After watching so many Italian films from the 50s and 60s about the harsh lives of prostitutes and hustlers, it was kind of fun to watch the silly, lightweight 1963 comedy Yesterday, To-day, and To-morrow (Ieri, Oggi, Domani). The film's comprised of three short films, each starring Sophia Loren and Marcello Mastroianni, and each having to do with a romantic relationship between the two being complicated by trivial or absurd developments. I would've liked the film's characters to have had a little more to them, but a lot of mileage is gotten just from having these two attractive movie stars being so diverted from their goals.
In the first story, Loren and Mastroianni are a married couple whose only income is that which Loren makes illegally selling cigarettes. When authorities come to repossess their furniture for Loren's failure to pay up on debts, the couple hides their furniture in other homes. When it seems Loren might be arrested instead, they discover that Loren can avoid prison time so long as she's pregnant or nursing a child, which leads to Mastoianni's stamina being tested as he's required to impregnate Loren constantly. Somehow Loren manages never to look dirt poor or like someone who's given birth to seven kids in rapid succession.
It's the longest and weakest of the three stories--it's no fun seeing Loren pregnant, however unconvincingly, and there's a lot of business about everyone in town helping the couple for no apparent reason.
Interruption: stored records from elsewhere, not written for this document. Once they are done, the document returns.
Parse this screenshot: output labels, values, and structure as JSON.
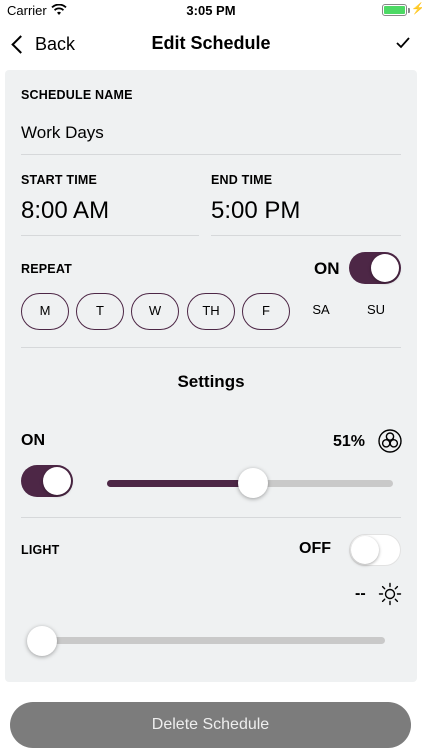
{
  "status_bar": {
    "carrier": "Carrier",
    "time": "3:05 PM",
    "battery_level": 1.0
  },
  "nav": {
    "back_label": "Back",
    "title": "Edit Schedule",
    "confirm_icon": "checkmark-icon"
  },
  "schedule_name": {
    "label": "SCHEDULE NAME",
    "value": "Work Days"
  },
  "start_time": {
    "label": "START TIME",
    "value": "8:00 AM"
  },
  "end_time": {
    "label": "END TIME",
    "value": "5:00 PM"
  },
  "repeat": {
    "label": "REPEAT",
    "state_text": "ON",
    "enabled": true,
    "days": [
      {
        "label": "M",
        "selected": true
      },
      {
        "label": "T",
        "selected": true
      },
      {
        "label": "W",
        "selected": true
      },
      {
        "label": "TH",
        "selected": true
      },
      {
        "label": "F",
        "selected": true
      },
      {
        "label": "SA",
        "selected": false
      },
      {
        "label": "SU",
        "selected": false
      }
    ]
  },
  "settings": {
    "title": "Settings",
    "fan": {
      "state_text": "ON",
      "enabled": true,
      "level_text": "51%",
      "level": 0.51,
      "icon": "fan-icon"
    },
    "light": {
      "label": "LIGHT",
      "state_text": "OFF",
      "enabled": false,
      "level_text": "--",
      "level": 0.0,
      "icon": "sun-icon"
    }
  },
  "delete_button": {
    "label": "Delete Schedule"
  },
  "colors": {
    "accent": "#4d2746",
    "card_bg": "#eff1f2",
    "delete_bg": "#7c7c7c",
    "battery": "#4cd964"
  }
}
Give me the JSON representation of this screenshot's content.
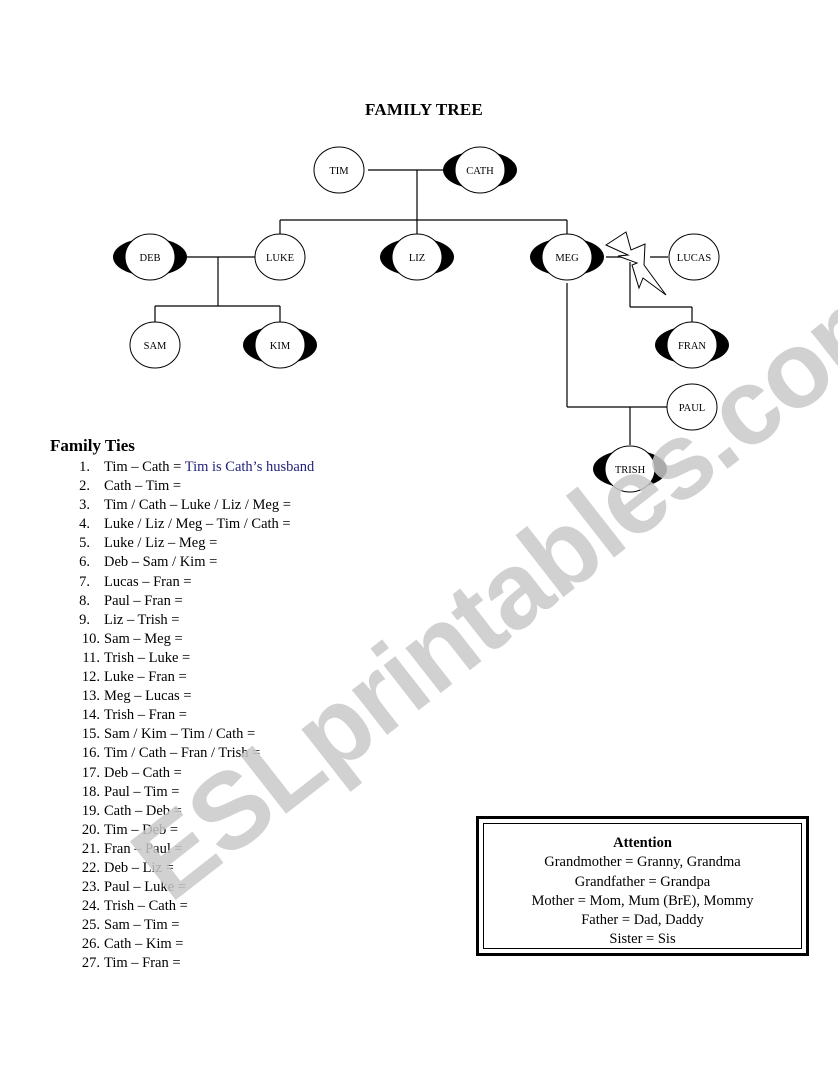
{
  "title": "FAMILY TREE",
  "tree": {
    "nodes": [
      {
        "id": "tim",
        "label": "TIM",
        "gender": "male"
      },
      {
        "id": "cath",
        "label": "CATH",
        "gender": "female"
      },
      {
        "id": "deb",
        "label": "DEB",
        "gender": "female"
      },
      {
        "id": "luke",
        "label": "LUKE",
        "gender": "male"
      },
      {
        "id": "liz",
        "label": "LIZ",
        "gender": "female"
      },
      {
        "id": "meg",
        "label": "MEG",
        "gender": "female"
      },
      {
        "id": "lucas",
        "label": "LUCAS",
        "gender": "male"
      },
      {
        "id": "sam",
        "label": "SAM",
        "gender": "male"
      },
      {
        "id": "kim",
        "label": "KIM",
        "gender": "female"
      },
      {
        "id": "fran",
        "label": "FRAN",
        "gender": "female"
      },
      {
        "id": "paul",
        "label": "PAUL",
        "gender": "male"
      },
      {
        "id": "trish",
        "label": "TRISH",
        "gender": "female"
      }
    ],
    "couples": [
      {
        "partners": [
          "tim",
          "cath"
        ],
        "children": [
          "luke",
          "liz",
          "meg"
        ]
      },
      {
        "partners": [
          "deb",
          "luke"
        ],
        "children": [
          "sam",
          "kim"
        ]
      },
      {
        "partners": [
          "meg",
          "lucas"
        ],
        "status": "divorced",
        "children": [
          "fran"
        ]
      },
      {
        "partners": [
          "meg",
          "paul"
        ],
        "children": [
          "trish"
        ]
      }
    ]
  },
  "ties": {
    "heading": "Family Ties",
    "items": [
      {
        "num": "1.",
        "question": "Tim – Cath = ",
        "answer": "Tim is Cath’s husband"
      },
      {
        "num": "2.",
        "question": "Cath – Tim =",
        "answer": ""
      },
      {
        "num": "3.",
        "question": "Tim / Cath – Luke / Liz / Meg =",
        "answer": ""
      },
      {
        "num": "4.",
        "question": "Luke / Liz / Meg – Tim / Cath =",
        "answer": ""
      },
      {
        "num": "5.",
        "question": "Luke / Liz – Meg =",
        "answer": ""
      },
      {
        "num": "6.",
        "question": "Deb – Sam / Kim =",
        "answer": ""
      },
      {
        "num": "7.",
        "question": "Lucas – Fran =",
        "answer": ""
      },
      {
        "num": "8.",
        "question": "Paul – Fran =",
        "answer": ""
      },
      {
        "num": "9.",
        "question": "Liz – Trish =",
        "answer": ""
      },
      {
        "num": "10.",
        "question": "Sam – Meg =",
        "answer": ""
      },
      {
        "num": "11.",
        "question": "Trish – Luke =",
        "answer": ""
      },
      {
        "num": "12.",
        "question": "Luke – Fran =",
        "answer": ""
      },
      {
        "num": "13.",
        "question": "Meg – Lucas =",
        "answer": ""
      },
      {
        "num": "14.",
        "question": "Trish – Fran =",
        "answer": ""
      },
      {
        "num": "15.",
        "question": "Sam / Kim – Tim / Cath =",
        "answer": ""
      },
      {
        "num": "16.",
        "question": "Tim / Cath – Fran / Trish =",
        "answer": ""
      },
      {
        "num": "17.",
        "question": "Deb – Cath =",
        "answer": ""
      },
      {
        "num": "18.",
        "question": "Paul – Tim =",
        "answer": ""
      },
      {
        "num": "19.",
        "question": "Cath – Deb =",
        "answer": ""
      },
      {
        "num": "20.",
        "question": "Tim – Deb =",
        "answer": ""
      },
      {
        "num": "21.",
        "question": "Fran – Paul =",
        "answer": ""
      },
      {
        "num": "22.",
        "question": "Deb – Liz =",
        "answer": ""
      },
      {
        "num": "23.",
        "question": "Paul – Luke =",
        "answer": ""
      },
      {
        "num": "24.",
        "question": "Trish – Cath =",
        "answer": ""
      },
      {
        "num": "25.",
        "question": "Sam – Tim =",
        "answer": ""
      },
      {
        "num": "26.",
        "question": "Cath – Kim =",
        "answer": ""
      },
      {
        "num": "27.",
        "question": "Tim – Fran =",
        "answer": ""
      }
    ]
  },
  "attention": {
    "heading": "Attention",
    "lines": [
      "Grandmother = Granny, Grandma",
      "Grandfather = Grandpa",
      "Mother = Mom, Mum (BrE), Mommy",
      "Father = Dad, Daddy",
      "Sister = Sis"
    ]
  },
  "watermark": "ESLprintables.com",
  "colors": {
    "answer": "#1f1f7a",
    "watermark": "#c9c9c9"
  }
}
The second story, the shortest, involves Loren driving Mastroianni around in a Rolls-Royce. She's the wife of a wealthy politician and spends the vignette trying to seduce Mastroianni, while meanwhile she's amusingly unaware of what a bad driver she is, hitting the rear of every car she stops behind much to Mastroianni's consternation. They both look great in this segment and the comedy's mild enough you can just enjoy the coolness.
In the third story, Loren's a call girl and Mastroianni's one of her clients. The story opens with the best bit in the movie; a young man training to be a priest accidentally spies on Loren arranging plants on her balcony while only wearing a towel.
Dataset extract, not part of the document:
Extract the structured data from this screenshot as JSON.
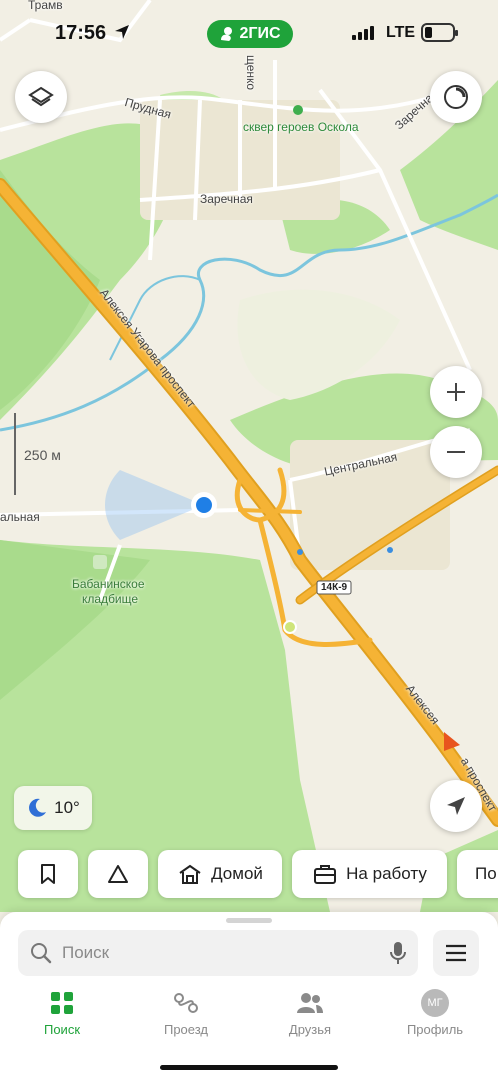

I suspect Loren must have very small nipples.
But I don't know--the movie ends with one of the most frustrating strip teases in history. Though I imagine it would've been ten times as aggravating if I thought there was any chance of Loren getting naked. But not only do I know Loren's always been morally opposed to this, there's a punchline I saw coming a mile away that I knew would make her stop just before removing her bra.
Great, thanks. It's hard to laugh at Mastorianni's frustration when you so sympathise with it.
The movie was released in 1963 but for some reason it won the Academy Award for best foreign language film for 1964. Which is well for it, as in 1963 it would've been up against Fellini's 8 1/2 and Kurosawa's High and Low. Though I would say 1964's Onibaba was a superior film.